Data in this exercise:

= Beginning of Section =

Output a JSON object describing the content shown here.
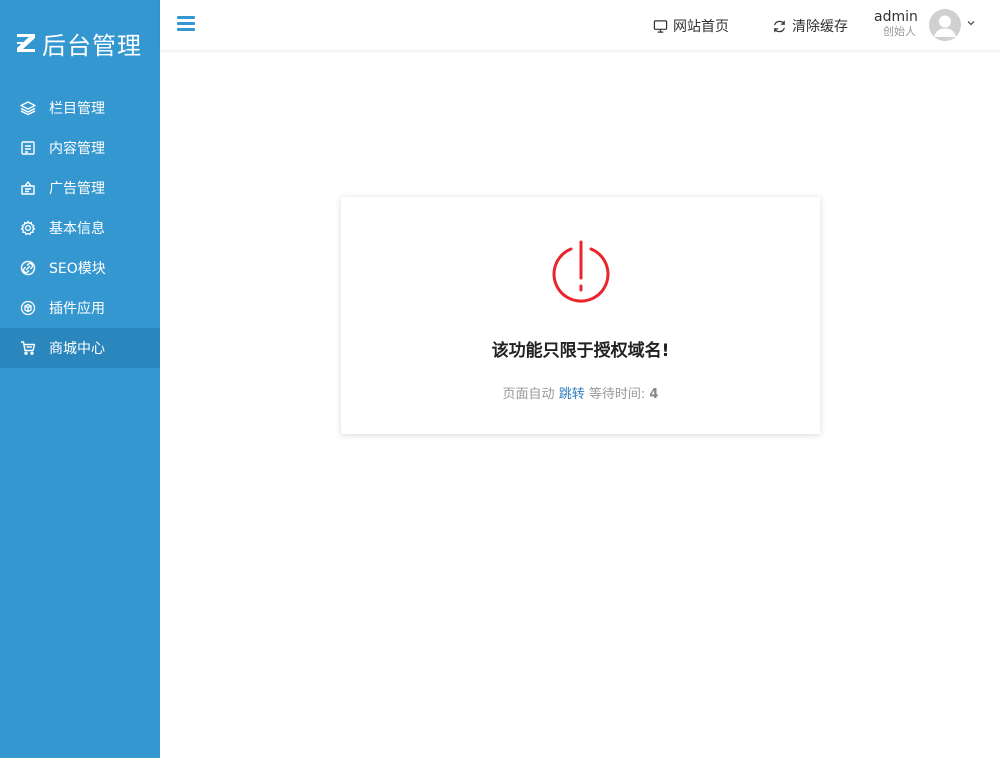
{
  "sidebar": {
    "logo_text": "后台管理",
    "items": [
      {
        "label": "栏目管理",
        "icon": "layers-icon"
      },
      {
        "label": "内容管理",
        "icon": "document-icon"
      },
      {
        "label": "广告管理",
        "icon": "ad-icon"
      },
      {
        "label": "基本信息",
        "icon": "gear-icon"
      },
      {
        "label": "SEO模块",
        "icon": "link-icon"
      },
      {
        "label": "插件应用",
        "icon": "cube-icon"
      },
      {
        "label": "商城中心",
        "icon": "cart-icon"
      }
    ],
    "active_index": 6
  },
  "header": {
    "home_label": "网站首页",
    "clear_cache_label": "清除缓存",
    "user_name": "admin",
    "user_role": "创始人"
  },
  "message": {
    "title": "该功能只限于授权域名!",
    "sub_prefix": "页面自动",
    "jump_label": "跳转",
    "wait_label": "等待时间:",
    "countdown": "4"
  },
  "colors": {
    "sidebar_bg": "#3497d0",
    "sidebar_active": "#2a86bd",
    "accent": "#3497d0",
    "power_icon": "#e8262b",
    "link": "#2c7bbd"
  }
}
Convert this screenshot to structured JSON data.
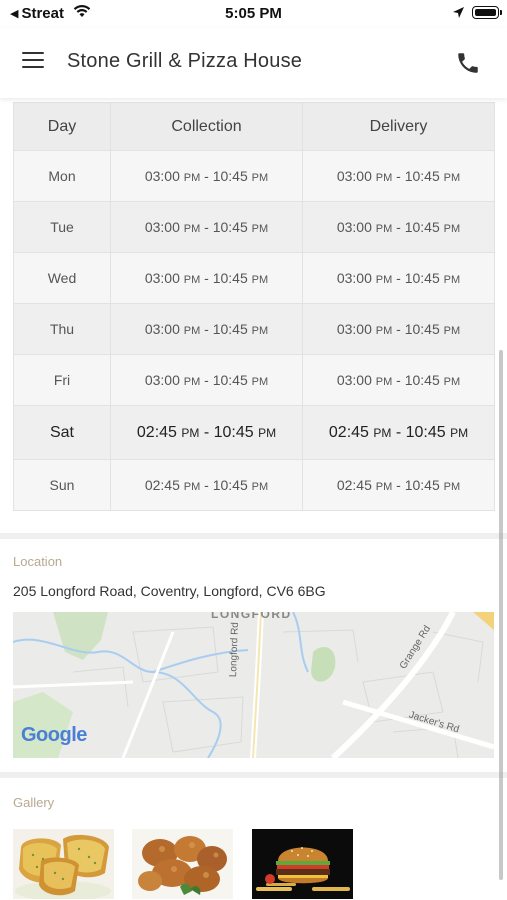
{
  "status_bar": {
    "back_app": "Streat",
    "time": "5:05 PM"
  },
  "header": {
    "title": "Stone Grill & Pizza House"
  },
  "hours_table": {
    "headers": [
      "Day",
      "Collection",
      "Delivery"
    ],
    "rows": [
      {
        "day": "Mon",
        "collection_start": "03:00",
        "collection_start_ampm": "PM",
        "collection_end": "10:45",
        "collection_end_ampm": "PM",
        "delivery_start": "03:00",
        "delivery_start_ampm": "PM",
        "delivery_end": "10:45",
        "delivery_end_ampm": "PM"
      },
      {
        "day": "Tue",
        "collection_start": "03:00",
        "collection_start_ampm": "PM",
        "collection_end": "10:45",
        "collection_end_ampm": "PM",
        "delivery_start": "03:00",
        "delivery_start_ampm": "PM",
        "delivery_end": "10:45",
        "delivery_end_ampm": "PM"
      },
      {
        "day": "Wed",
        "collection_start": "03:00",
        "collection_start_ampm": "PM",
        "collection_end": "10:45",
        "collection_end_ampm": "PM",
        "delivery_start": "03:00",
        "delivery_start_ampm": "PM",
        "delivery_end": "10:45",
        "delivery_end_ampm": "PM"
      },
      {
        "day": "Thu",
        "collection_start": "03:00",
        "collection_start_ampm": "PM",
        "collection_end": "10:45",
        "collection_end_ampm": "PM",
        "delivery_start": "03:00",
        "delivery_start_ampm": "PM",
        "delivery_end": "10:45",
        "delivery_end_ampm": "PM"
      },
      {
        "day": "Fri",
        "collection_start": "03:00",
        "collection_start_ampm": "PM",
        "collection_end": "10:45",
        "collection_end_ampm": "PM",
        "delivery_start": "03:00",
        "delivery_start_ampm": "PM",
        "delivery_end": "10:45",
        "delivery_end_ampm": "PM"
      },
      {
        "day": "Sat",
        "collection_start": "02:45",
        "collection_start_ampm": "PM",
        "collection_end": "10:45",
        "collection_end_ampm": "PM",
        "delivery_start": "02:45",
        "delivery_start_ampm": "PM",
        "delivery_end": "10:45",
        "delivery_end_ampm": "PM"
      },
      {
        "day": "Sun",
        "collection_start": "02:45",
        "collection_start_ampm": "PM",
        "collection_end": "10:45",
        "collection_end_ampm": "PM",
        "delivery_start": "02:45",
        "delivery_start_ampm": "PM",
        "delivery_end": "10:45",
        "delivery_end_ampm": "PM"
      }
    ],
    "highlighted_day": "Sat"
  },
  "location": {
    "label": "Location",
    "address": "205 Longford Road, Coventry, Longford, CV6 6BG",
    "map_labels": {
      "area": "LONGFORD",
      "road_1": "Longford Rd",
      "road_2": "Grange Rd",
      "road_3": "Jacker's Rd",
      "brand": "Google"
    }
  },
  "gallery": {
    "label": "Gallery",
    "images": [
      "garlic-bread-photo",
      "fried-chicken-photo",
      "burger-photo"
    ]
  },
  "colors": {
    "section_label": "#b8a990",
    "table_header_bg": "#ececec",
    "separator": "#efefef"
  }
}
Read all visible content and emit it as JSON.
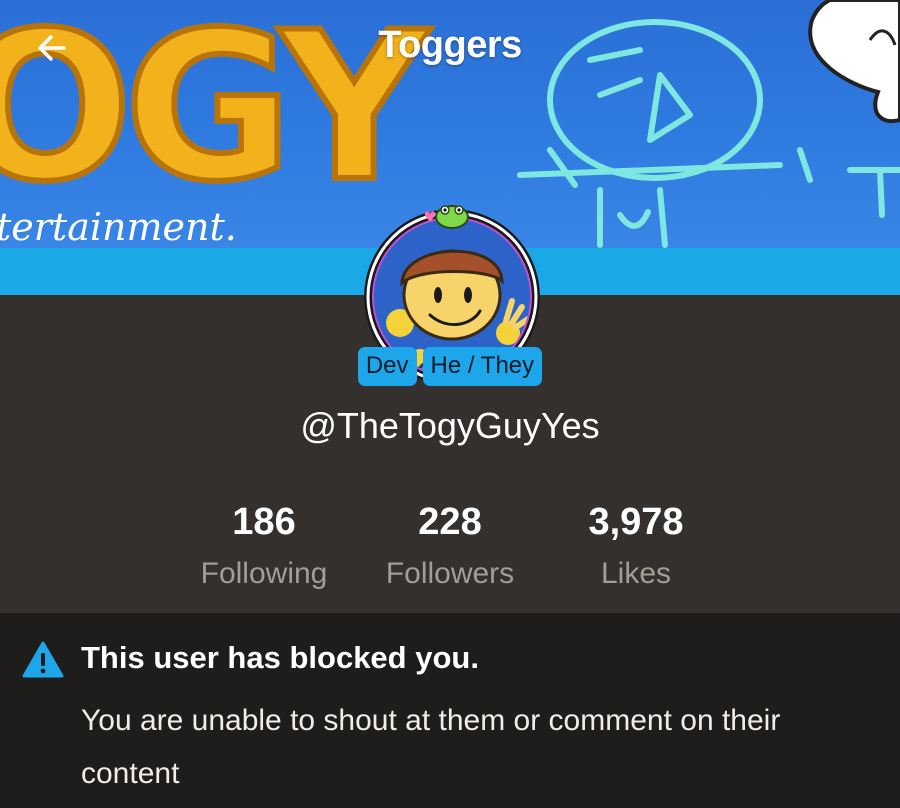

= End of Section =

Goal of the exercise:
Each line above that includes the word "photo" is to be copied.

Expected answer:
      "garlic-bread-photo",
      "fried-chicken-photo",
      "burger-photo"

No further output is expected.